(Source data Opens)

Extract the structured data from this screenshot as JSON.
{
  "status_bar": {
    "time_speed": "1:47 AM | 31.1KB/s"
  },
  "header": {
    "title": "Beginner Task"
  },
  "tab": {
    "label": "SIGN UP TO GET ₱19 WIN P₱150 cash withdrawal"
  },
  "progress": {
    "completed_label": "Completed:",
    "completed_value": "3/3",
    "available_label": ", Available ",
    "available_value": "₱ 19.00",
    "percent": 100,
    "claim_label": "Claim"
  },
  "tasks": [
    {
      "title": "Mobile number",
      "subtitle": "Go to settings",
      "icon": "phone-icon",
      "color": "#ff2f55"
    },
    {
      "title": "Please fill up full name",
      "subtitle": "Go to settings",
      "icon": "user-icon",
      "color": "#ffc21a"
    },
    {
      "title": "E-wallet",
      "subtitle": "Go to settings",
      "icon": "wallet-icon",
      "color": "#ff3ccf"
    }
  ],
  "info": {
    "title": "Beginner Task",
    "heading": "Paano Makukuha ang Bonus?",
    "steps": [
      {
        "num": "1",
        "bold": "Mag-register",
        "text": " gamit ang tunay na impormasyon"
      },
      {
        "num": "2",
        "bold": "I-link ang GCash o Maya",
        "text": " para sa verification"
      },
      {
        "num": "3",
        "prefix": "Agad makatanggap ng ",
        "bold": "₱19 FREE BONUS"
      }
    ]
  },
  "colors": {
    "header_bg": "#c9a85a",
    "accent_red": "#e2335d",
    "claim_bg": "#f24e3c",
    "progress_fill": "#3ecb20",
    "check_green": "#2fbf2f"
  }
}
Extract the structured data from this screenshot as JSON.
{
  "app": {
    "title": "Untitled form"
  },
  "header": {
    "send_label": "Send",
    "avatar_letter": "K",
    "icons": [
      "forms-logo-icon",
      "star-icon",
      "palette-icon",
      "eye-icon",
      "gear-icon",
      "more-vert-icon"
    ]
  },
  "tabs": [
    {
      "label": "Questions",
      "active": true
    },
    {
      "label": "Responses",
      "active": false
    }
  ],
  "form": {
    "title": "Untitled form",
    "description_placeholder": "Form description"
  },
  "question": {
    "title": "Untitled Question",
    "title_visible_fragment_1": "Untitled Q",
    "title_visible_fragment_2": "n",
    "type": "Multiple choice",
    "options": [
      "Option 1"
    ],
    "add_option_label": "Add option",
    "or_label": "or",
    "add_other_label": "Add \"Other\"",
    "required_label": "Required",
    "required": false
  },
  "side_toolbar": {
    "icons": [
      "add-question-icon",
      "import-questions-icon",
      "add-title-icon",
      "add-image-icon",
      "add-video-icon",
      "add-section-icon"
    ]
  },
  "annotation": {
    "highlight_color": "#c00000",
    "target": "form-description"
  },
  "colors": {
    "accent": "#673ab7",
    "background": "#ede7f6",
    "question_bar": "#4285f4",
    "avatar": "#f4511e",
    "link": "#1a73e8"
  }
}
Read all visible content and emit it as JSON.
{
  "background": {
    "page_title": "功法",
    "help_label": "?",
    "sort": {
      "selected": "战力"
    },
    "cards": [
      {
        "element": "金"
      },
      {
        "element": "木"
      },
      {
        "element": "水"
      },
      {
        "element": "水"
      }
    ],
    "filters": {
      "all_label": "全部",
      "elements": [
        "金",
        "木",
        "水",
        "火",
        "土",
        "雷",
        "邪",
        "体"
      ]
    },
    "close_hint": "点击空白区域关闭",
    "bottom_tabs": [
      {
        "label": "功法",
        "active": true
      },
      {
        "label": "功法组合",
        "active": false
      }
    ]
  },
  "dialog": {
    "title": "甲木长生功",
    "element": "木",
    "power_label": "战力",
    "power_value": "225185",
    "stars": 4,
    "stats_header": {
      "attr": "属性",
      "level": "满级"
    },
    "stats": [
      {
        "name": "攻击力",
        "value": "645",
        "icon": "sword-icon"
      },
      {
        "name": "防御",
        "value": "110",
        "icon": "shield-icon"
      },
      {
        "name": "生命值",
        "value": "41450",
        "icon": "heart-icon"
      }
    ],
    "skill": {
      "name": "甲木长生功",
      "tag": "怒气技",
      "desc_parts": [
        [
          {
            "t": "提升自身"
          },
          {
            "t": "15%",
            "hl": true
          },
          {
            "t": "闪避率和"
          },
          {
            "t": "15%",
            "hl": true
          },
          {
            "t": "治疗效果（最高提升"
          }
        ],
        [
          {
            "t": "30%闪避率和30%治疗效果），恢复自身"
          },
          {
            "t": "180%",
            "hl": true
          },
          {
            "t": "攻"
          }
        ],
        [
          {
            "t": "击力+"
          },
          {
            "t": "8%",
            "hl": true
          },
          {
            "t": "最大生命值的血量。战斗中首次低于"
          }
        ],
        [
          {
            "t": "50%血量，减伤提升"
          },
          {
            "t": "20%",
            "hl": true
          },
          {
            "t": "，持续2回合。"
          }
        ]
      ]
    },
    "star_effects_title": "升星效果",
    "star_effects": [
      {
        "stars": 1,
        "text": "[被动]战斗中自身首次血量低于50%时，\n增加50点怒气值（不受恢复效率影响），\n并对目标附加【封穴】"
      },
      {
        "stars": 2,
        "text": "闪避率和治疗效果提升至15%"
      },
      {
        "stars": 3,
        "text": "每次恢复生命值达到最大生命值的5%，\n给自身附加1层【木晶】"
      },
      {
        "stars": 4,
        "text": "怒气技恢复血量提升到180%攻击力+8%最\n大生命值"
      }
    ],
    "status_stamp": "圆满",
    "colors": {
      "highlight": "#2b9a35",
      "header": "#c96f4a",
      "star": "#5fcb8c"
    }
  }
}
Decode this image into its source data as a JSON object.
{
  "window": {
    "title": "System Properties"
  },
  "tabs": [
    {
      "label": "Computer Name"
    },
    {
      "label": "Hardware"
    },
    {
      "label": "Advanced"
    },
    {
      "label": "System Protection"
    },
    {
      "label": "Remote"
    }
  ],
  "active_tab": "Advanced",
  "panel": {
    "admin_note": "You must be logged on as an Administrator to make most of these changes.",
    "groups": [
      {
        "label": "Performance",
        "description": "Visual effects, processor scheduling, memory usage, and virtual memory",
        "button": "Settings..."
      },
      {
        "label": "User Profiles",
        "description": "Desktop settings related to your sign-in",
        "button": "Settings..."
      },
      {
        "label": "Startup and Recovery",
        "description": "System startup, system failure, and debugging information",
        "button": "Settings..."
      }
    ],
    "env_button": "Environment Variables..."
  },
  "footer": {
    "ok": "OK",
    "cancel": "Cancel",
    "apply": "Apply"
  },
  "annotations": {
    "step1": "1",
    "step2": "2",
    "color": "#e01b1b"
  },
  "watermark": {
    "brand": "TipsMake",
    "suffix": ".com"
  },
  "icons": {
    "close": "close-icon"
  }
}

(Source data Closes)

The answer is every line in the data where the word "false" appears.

**Output for this exercise:**
      "active": false
    "required": false
        "active": false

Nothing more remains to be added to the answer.